DIRECTIONS –
Go through the records below and show every line with the string "국세청은".

** TASK MATERIAL follows **

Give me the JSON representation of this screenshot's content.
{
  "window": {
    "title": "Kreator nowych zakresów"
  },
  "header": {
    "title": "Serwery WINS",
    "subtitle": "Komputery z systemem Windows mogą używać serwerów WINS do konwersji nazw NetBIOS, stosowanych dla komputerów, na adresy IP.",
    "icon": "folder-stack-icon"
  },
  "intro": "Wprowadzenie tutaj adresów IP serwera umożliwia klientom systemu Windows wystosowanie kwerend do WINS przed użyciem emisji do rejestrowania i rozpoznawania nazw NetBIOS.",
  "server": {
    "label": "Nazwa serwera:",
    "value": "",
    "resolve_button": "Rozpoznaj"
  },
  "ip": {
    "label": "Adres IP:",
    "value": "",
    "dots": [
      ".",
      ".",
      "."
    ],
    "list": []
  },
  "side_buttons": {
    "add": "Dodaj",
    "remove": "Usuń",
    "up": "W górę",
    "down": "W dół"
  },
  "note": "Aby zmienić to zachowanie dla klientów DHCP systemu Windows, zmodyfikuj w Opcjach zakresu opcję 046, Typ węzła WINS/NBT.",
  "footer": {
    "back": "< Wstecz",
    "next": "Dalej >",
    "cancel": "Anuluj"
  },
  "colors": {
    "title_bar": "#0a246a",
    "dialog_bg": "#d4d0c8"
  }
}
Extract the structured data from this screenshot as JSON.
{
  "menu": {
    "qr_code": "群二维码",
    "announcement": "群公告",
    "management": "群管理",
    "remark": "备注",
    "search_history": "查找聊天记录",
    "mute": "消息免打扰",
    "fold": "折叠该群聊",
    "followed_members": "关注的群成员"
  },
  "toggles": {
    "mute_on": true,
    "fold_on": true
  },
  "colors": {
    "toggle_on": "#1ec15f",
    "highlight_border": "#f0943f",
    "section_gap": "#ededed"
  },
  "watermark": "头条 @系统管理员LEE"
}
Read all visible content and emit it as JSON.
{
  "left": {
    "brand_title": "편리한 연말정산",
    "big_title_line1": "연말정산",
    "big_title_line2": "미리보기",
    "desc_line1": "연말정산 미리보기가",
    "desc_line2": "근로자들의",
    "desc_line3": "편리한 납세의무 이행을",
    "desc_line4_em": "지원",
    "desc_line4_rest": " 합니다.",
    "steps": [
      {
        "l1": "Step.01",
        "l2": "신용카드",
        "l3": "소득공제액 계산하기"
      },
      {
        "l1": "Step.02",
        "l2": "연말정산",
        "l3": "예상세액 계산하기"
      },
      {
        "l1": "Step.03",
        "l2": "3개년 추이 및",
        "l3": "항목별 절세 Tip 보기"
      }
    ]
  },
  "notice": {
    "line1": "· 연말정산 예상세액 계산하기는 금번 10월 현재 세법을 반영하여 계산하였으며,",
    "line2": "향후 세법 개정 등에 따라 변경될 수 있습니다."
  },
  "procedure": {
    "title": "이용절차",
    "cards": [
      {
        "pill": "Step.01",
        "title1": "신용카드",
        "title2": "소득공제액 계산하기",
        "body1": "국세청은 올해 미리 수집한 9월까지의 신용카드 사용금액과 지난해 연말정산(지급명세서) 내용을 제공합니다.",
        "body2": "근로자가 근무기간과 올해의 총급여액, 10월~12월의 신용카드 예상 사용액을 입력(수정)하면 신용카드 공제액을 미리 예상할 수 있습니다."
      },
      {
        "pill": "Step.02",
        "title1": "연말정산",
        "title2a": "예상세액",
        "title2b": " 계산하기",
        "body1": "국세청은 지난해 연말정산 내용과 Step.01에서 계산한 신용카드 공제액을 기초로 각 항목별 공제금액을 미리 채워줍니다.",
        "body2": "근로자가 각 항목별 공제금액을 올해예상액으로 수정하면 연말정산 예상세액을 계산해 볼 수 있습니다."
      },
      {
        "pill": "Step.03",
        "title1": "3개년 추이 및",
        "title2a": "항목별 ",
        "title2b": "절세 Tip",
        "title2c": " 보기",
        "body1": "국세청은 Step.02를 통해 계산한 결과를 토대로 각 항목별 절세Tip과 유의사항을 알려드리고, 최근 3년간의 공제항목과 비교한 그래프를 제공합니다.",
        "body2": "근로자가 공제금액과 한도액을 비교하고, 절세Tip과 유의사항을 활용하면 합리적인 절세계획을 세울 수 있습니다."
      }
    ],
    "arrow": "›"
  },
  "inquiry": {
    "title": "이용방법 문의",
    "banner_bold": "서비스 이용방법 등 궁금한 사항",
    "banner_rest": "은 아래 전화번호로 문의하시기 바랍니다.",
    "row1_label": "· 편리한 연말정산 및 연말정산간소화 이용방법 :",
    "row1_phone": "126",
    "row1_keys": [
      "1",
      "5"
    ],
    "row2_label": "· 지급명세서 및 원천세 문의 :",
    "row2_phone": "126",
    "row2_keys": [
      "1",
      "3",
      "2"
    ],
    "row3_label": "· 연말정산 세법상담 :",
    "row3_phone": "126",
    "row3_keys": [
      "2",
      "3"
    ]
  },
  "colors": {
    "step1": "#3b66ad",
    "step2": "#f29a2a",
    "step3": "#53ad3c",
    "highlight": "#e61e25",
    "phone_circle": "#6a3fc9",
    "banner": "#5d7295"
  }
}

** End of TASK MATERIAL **

EXERCISE RESULT –
        "body1": "국세청은 올해 미리 수집한 9월까지의 신용카드 사용금액과 지난해 연말정산(지급명세서) 내용을 제공합니다.",
        "body1": "국세청은 지난해 연말정산 내용과 Step.01에서 계산한 신용카드 공제액을 기초로 각 항목별 공제금액을 미리 채워줍니다.",
        "body1": "국세청은 Step.02를 통해 계산한 결과를 토대로 각 항목별 절세Tip과 유의사항을 알려드리고, 최근 3년간의 공제항목과 비교한 그래프를 제공합니다.",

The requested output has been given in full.